And then, our safety zone. We are not great script-writers, but script-writing is what we are best at. That is our best bet. But even there, we are struggling. For the last two years, we have been working, on and off, on a feature film for a director and dear friend. After having written three full drafts of the film, we have decided to start with the blank page again – all those months and drafts were actually ‘the preparation’. The real writing begins now. We had submitted a previous draft of that script to Sundance Screenwriting Lab, India edition and a few hours ago I received an email informing us that it has been shortlisted for the next round. The news did bring a little joy into our chaotic world, but the truth is – it’s just the first step. There is still one stage to cross before we are selected into the final round. That we have to submit the next draft within five weeks is not a comforting idea either.
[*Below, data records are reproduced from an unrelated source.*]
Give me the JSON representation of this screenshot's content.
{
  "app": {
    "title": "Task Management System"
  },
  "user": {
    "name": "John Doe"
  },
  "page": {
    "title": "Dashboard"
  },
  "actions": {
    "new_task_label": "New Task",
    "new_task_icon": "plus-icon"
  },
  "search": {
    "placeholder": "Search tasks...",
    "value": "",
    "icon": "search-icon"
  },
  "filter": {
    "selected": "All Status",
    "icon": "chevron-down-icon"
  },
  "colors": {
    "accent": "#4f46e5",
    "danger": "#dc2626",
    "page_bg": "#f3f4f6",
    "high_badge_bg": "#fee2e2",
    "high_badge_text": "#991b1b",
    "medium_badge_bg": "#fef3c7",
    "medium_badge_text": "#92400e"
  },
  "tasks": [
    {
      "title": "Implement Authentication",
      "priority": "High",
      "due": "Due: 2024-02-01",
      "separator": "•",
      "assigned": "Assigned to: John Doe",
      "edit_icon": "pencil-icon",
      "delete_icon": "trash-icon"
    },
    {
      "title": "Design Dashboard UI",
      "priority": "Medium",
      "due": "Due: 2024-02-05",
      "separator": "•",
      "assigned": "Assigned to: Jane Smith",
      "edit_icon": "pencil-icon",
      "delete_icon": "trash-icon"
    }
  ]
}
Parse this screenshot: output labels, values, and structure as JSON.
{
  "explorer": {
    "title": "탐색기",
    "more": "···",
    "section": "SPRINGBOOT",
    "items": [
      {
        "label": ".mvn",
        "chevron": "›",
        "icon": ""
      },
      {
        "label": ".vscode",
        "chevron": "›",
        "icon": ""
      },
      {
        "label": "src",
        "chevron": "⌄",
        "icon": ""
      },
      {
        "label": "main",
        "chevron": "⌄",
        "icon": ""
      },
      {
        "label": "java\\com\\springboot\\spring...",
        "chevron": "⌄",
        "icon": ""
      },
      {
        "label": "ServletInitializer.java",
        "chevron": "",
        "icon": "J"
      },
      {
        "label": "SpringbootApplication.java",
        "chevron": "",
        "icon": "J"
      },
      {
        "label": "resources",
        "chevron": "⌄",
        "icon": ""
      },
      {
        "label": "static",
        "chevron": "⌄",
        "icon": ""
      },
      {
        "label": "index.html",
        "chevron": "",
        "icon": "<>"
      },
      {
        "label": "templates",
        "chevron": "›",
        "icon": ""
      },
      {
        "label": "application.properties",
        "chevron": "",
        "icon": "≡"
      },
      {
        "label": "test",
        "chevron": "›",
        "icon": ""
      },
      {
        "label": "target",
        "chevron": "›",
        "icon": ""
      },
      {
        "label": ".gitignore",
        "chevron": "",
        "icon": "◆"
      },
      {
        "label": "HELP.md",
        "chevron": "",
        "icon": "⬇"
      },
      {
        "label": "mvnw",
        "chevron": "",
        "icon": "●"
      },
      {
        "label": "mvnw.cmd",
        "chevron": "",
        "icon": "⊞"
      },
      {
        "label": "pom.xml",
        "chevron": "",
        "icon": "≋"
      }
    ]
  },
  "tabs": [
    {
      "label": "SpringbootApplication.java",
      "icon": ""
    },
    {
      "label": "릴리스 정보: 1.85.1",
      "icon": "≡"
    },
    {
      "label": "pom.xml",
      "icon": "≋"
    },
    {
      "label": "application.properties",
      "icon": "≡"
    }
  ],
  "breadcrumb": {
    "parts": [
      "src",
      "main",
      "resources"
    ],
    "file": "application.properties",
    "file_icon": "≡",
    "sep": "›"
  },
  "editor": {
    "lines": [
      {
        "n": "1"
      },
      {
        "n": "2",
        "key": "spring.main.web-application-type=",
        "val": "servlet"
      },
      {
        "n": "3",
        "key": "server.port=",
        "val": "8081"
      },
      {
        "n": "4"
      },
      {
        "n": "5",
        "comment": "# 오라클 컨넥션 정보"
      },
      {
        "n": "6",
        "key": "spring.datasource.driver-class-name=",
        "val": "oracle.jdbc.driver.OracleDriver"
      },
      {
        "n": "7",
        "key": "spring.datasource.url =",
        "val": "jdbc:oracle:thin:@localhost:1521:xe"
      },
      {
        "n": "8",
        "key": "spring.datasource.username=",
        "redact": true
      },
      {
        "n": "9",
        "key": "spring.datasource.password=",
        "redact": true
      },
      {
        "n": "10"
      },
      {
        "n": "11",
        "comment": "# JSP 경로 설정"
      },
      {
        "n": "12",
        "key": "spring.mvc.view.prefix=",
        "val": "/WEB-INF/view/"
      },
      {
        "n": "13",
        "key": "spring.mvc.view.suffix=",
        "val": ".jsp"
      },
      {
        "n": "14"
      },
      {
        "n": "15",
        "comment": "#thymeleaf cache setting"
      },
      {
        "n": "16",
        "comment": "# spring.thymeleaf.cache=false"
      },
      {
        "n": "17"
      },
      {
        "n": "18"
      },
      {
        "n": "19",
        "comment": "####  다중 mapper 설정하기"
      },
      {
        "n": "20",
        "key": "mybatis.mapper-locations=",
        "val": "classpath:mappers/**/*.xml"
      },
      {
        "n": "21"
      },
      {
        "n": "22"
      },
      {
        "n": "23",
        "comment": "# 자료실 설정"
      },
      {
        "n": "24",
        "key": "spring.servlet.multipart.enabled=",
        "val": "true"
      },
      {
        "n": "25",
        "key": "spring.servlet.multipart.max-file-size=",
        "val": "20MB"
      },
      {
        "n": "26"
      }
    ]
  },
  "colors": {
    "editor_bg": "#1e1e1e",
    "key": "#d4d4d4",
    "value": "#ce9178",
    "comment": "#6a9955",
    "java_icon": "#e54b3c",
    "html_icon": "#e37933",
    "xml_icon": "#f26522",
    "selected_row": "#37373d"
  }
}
Where does one stand in such a chaos then? How do I tell my students that the stress I’m feeling with my feature projects is so much more than their individual struggles with their college projects? How do I remove their insecurities and doubts when I myself am troubled with these? A dear friend had called a couple of days ago and asked how well I was. I told him what I truly believe, that this perhaps is the darkest hour before the dawn. And also that money and opportunities will not be major problems for us in near future. The real challenge will be to be able to deliver something excellent despite this chaos and contradiction – and that is something no one can help us with. We will have to bear the responsibility of everything beautiful and crappy about our creations.

Amidst all this, I got the chance to watch ‘Gattu’. The palpable honesty and conviction behind the film made my day. The smile that it brought on my face and the inspiration it infused in me with its simplicity and courage is going to help me for the next few days, until the persistent chaos of my life overpowers me again and makes me insecure. Perhaps I’ll need to turn to some other film then to help me survive.